Japan's outgoing Prime Minister Shinzo Abe was hospitalized for gastrointestinal inflammation caused by exhaustion and stress Thursday. His hospitalization comes a day after announcing his resignation following a sound electoral beating and the resignations of several government ministers.
Japanese political leaders are looking for a replacement for Prime Minister Shinzo Abe, who announced his resignation Wednesday after an electoral beating and the resignations of several government ministers.
Just a week after naming a new Cabinet in an effort to regain public trust, Japanese Prime Minister Shinzo Abe was hit Wednesday with another scandal -- calls for his environment minister to resign over misreported political funds.
Japan and North Korea will hold talks on establishing diplomatic relations next week in Ulan Bator, Japanese Foreign Ministry officials said on Tuesday. The two-day talks from September 5 will be held as part of a six-country deal to scrap Pyongyang's nuclear-arms programs in exchange for aid and diplomatic recognition.
Japanese Prime Minister Shinzo Abe has picked veteran lawmakers for key posts in a new cabinet line-up to be unveiled on Monday, media said, to try to revive faltering support after a massive election defeat.

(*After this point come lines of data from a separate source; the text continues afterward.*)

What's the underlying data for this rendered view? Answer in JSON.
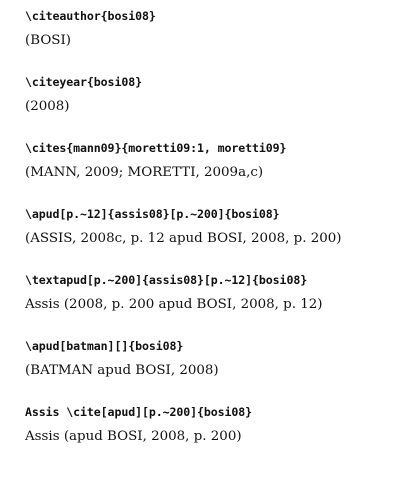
{
  "examples": [
    {
      "code": "\\citeauthor{bosi08}",
      "output": "(BOSI)"
    },
    {
      "code": "\\citeyear{bosi08}",
      "output": "(2008)"
    },
    {
      "code": "\\cites{mann09}{moretti09:1, moretti09}",
      "output": "(MANN, 2009; MORETTI, 2009a,c)"
    },
    {
      "code": "\\apud[p.~12]{assis08}[p.~200]{bosi08}",
      "output": "(ASSIS, 2008c, p. 12 apud BOSI, 2008, p. 200)"
    },
    {
      "code": "\\textapud[p.~200]{assis08}[p.~12]{bosi08}",
      "output": "Assis (2008, p. 200 apud BOSI, 2008, p. 12)"
    },
    {
      "code": "\\apud[batman][]{bosi08}",
      "output": "(BATMAN apud BOSI, 2008)"
    },
    {
      "code": "Assis \\cite[apud][p.~200]{bosi08}",
      "output": "Assis (apud BOSI, 2008, p. 200)"
    }
  ]
}
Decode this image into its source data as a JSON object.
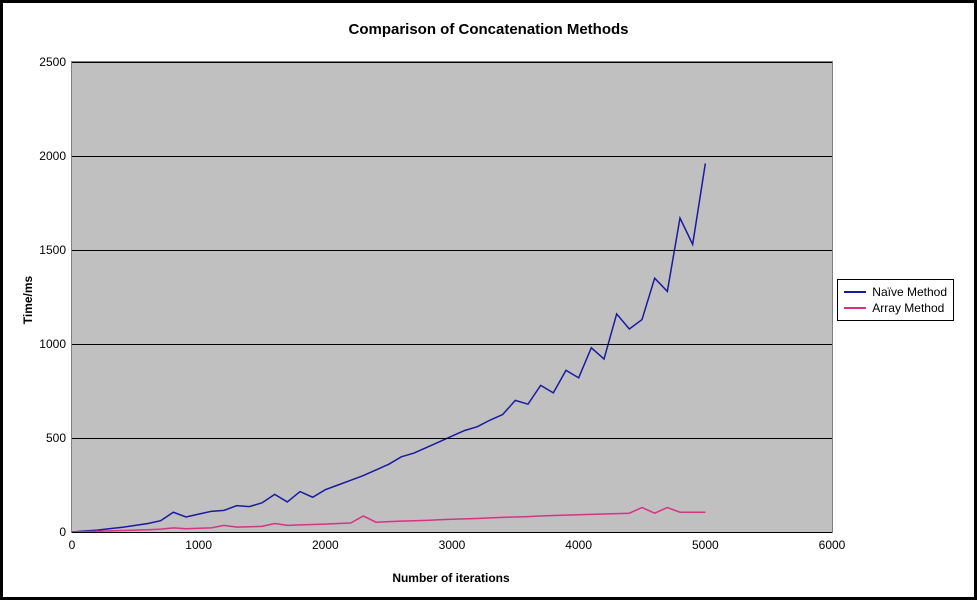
{
  "chart_data": {
    "type": "line",
    "title": "Comparison of Concatenation Methods",
    "xlabel": "Number of iterations",
    "ylabel": "Time/ms",
    "xlim": [
      0,
      6000
    ],
    "ylim": [
      0,
      2500
    ],
    "xticks": [
      0,
      1000,
      2000,
      3000,
      4000,
      5000,
      6000
    ],
    "yticks": [
      0,
      500,
      1000,
      1500,
      2000,
      2500
    ],
    "x": [
      0,
      100,
      200,
      300,
      400,
      500,
      600,
      700,
      800,
      900,
      1000,
      1100,
      1200,
      1300,
      1400,
      1500,
      1600,
      1700,
      1800,
      1900,
      2000,
      2100,
      2200,
      2300,
      2400,
      2500,
      2600,
      2700,
      2800,
      2900,
      3000,
      3100,
      3200,
      3300,
      3400,
      3500,
      3600,
      3700,
      3800,
      3900,
      4000,
      4100,
      4200,
      4300,
      4400,
      4500,
      4600,
      4700,
      4800,
      4900,
      5000
    ],
    "series": [
      {
        "name": "Naïve Method",
        "color": "#1a1aa0",
        "values": [
          0,
          5,
          10,
          18,
          25,
          35,
          45,
          60,
          105,
          80,
          95,
          110,
          115,
          140,
          135,
          155,
          200,
          160,
          215,
          185,
          225,
          250,
          275,
          300,
          330,
          360,
          400,
          420,
          450,
          480,
          510,
          540,
          560,
          595,
          625,
          700,
          680,
          780,
          740,
          860,
          820,
          980,
          920,
          1160,
          1080,
          1130,
          1350,
          1280,
          1670,
          1530,
          1960
        ]
      },
      {
        "name": "Array Method",
        "color": "#d63384",
        "values": [
          0,
          2,
          4,
          6,
          8,
          10,
          12,
          15,
          22,
          17,
          20,
          22,
          35,
          26,
          28,
          30,
          45,
          35,
          38,
          40,
          42,
          45,
          48,
          85,
          52,
          55,
          58,
          60,
          62,
          65,
          68,
          70,
          72,
          75,
          78,
          80,
          82,
          85,
          88,
          90,
          92,
          94,
          96,
          98,
          100,
          130,
          100,
          130,
          105,
          105,
          105
        ]
      }
    ],
    "legend_position": "right",
    "grid": true
  }
}
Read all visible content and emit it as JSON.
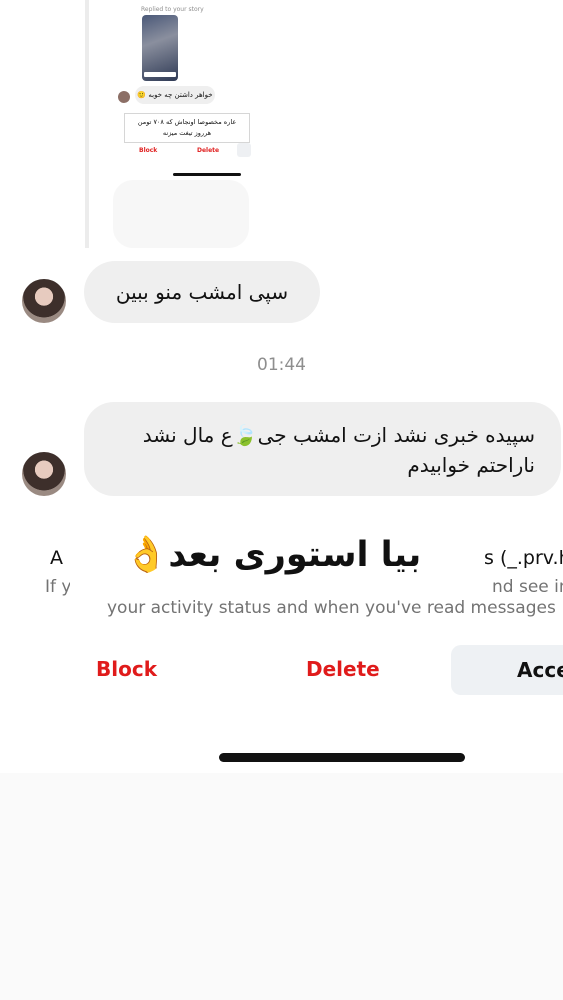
{
  "nested_screenshot": {
    "caption": "Replied to your story",
    "message": "خواهر داشتن چه خوبه 🙂",
    "card_line1": "عاره مخصوصا اونجاش که ۷۰۸ تومن",
    "card_line2": "هرروز تیغت میزنه",
    "block_label": "Block",
    "delete_label": "Delete"
  },
  "chat": {
    "message1": "سپی امشب منو ببین",
    "timestamp": "01:44",
    "message2_line1": "سپیده خبری نشد ازت امشب جی🍃ع مال نشد",
    "message2_line2": "ناراحتم خوابیدم"
  },
  "request": {
    "title_left_fragment": "A",
    "title_right_fragment": "s (_.prv.ha",
    "line1_left": "If y",
    "line1_right": "nd see info",
    "line2": "your activity status and when you've read messages",
    "overlay_text": "بیا استوری بعد",
    "overlay_emoji": "👌",
    "block_label": "Block",
    "delete_label": "Delete",
    "accept_label": "Acce"
  },
  "colors": {
    "danger": "#e01b1b",
    "bubble": "#efefef",
    "secondary_text": "#8e8e8e",
    "accept_bg": "#eef1f4"
  }
}
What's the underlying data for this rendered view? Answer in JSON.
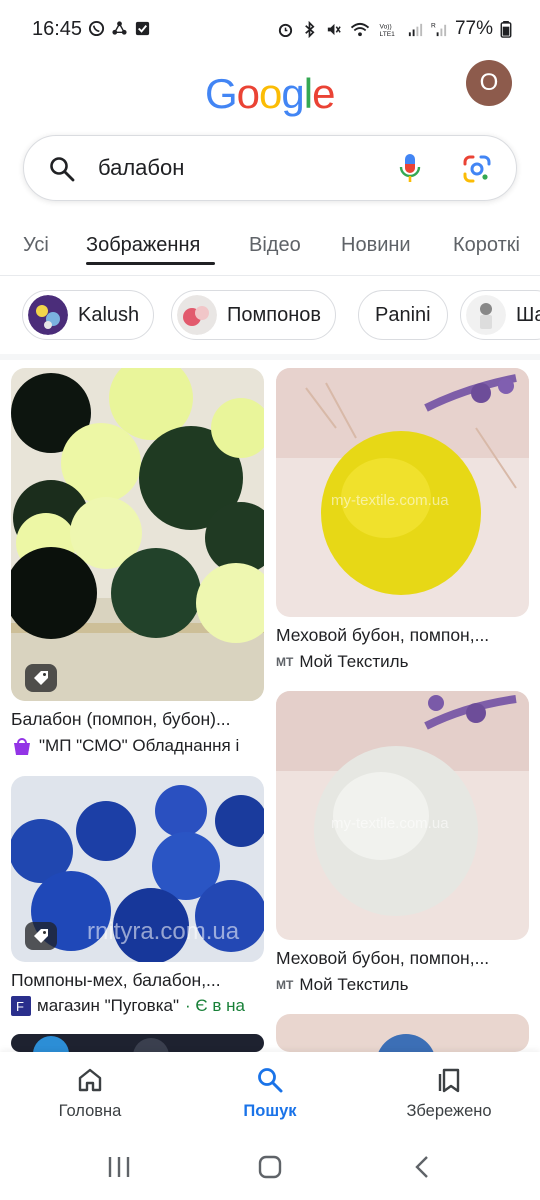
{
  "status_bar": {
    "time": "16:45",
    "battery": "77%"
  },
  "header": {
    "logo_letters": [
      "G",
      "o",
      "o",
      "g",
      "l",
      "e"
    ],
    "logo_colors": [
      "#4285F4",
      "#EA4335",
      "#FBBC05",
      "#4285F4",
      "#34A853",
      "#EA4335"
    ],
    "avatar_initial": "O"
  },
  "search": {
    "query": "балабон"
  },
  "tabs": [
    {
      "label": "Усі"
    },
    {
      "label": "Зображення",
      "active": true
    },
    {
      "label": "Відео"
    },
    {
      "label": "Новини"
    },
    {
      "label": "Короткі"
    }
  ],
  "chips": [
    {
      "label": "Kalush"
    },
    {
      "label": "Помпонов"
    },
    {
      "label": "Panini"
    },
    {
      "label": "Ша"
    }
  ],
  "results": [
    {
      "caption": "Балабон (помпон, бубон)...",
      "source": "\"МП \"СМО\" Обладнання і"
    },
    {
      "caption": "Помпоны-мех, балабон,...",
      "source": "магазин \"Пуговка\"",
      "extra": "· Є в на",
      "watermark": "rnityra.com.ua"
    },
    {
      "caption": "Меховой бубон, помпон,...",
      "source": "Мой Текстиль",
      "source_logo": "МТ",
      "watermark": "my-textile.com.ua"
    },
    {
      "caption": "Меховой бубон, помпон,...",
      "source": "Мой Текстиль",
      "source_logo": "МТ",
      "watermark": "my-textile.com.ua"
    }
  ],
  "bottom_nav": [
    {
      "label": "Головна"
    },
    {
      "label": "Пошук",
      "active": true
    },
    {
      "label": "Збережено"
    }
  ],
  "colors": {
    "accent": "#1a73e8",
    "text": "#202124",
    "secondary": "#5f6368"
  }
}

A member of a Japanese right-wing group was arrested on Thursday after he sent his severed little finger to the ruling party's headquarters in protest at Prime Minister Shinzo Abe's failure to visit a Tokyo war shrine.
Japanese Prime Minister Shinzo Abe Thursday met the son of an Indian judge who opposed punishing Japanese war criminals convicted by an Allied tribunal, a move that has come under fire in some other Asia countries.
Japanese Prime Minister Shinzo Abe called on Wednesday for a "broader Asia" partnership of democracies that would include India, the United States and Australia but leave out the region's superpower, China.
Newly in charge of the upper house of the legislature, an opposition leader calls for an end to Japanese involvement in Iraq and Afghanistan. His target is Prime Minister Abe, but his country's alliance with the U.S. could suffer collateral damage
A crushing election defeat for Prime Minister Shinzo Abe's ruling camp on Sunday could hurt Tokyo shares, boost bonds and raise questions about the chance of an early interest rate hike, market analysts said.
A magnitude-6.8 earthquake, centered 17 kilometers below sea level, struck just off the northwestern Japanese coast Monday morning, knocking down several small buildings and resulting in at least 20 injuries, authorities reported.
In a rare international television interview Japanese Prime Minister Shinzo Abe sits with TALK ASIA's Anjali Rao ahead of his much talked-about and 'delayed' first official trip to the United States. He discusses Japan's current relationship with the U.S., the issue of "comfort women," his stance on North Korea, and Japanese domestic issues including changing the constitution and the economy. His popular wife, likened to U.S. presidential candidate and former first lady Hillary Clinton, also joins him to chat as she reveals her fondness for Korean pop culture.
Chief Cabinet Secretary Shinzo Abe, 51, is the front-runner to succeed Junichiro Koizumi as the next president of Japan's Liberal Democratic Party, a post which will carry with it the prime ministership of Japan.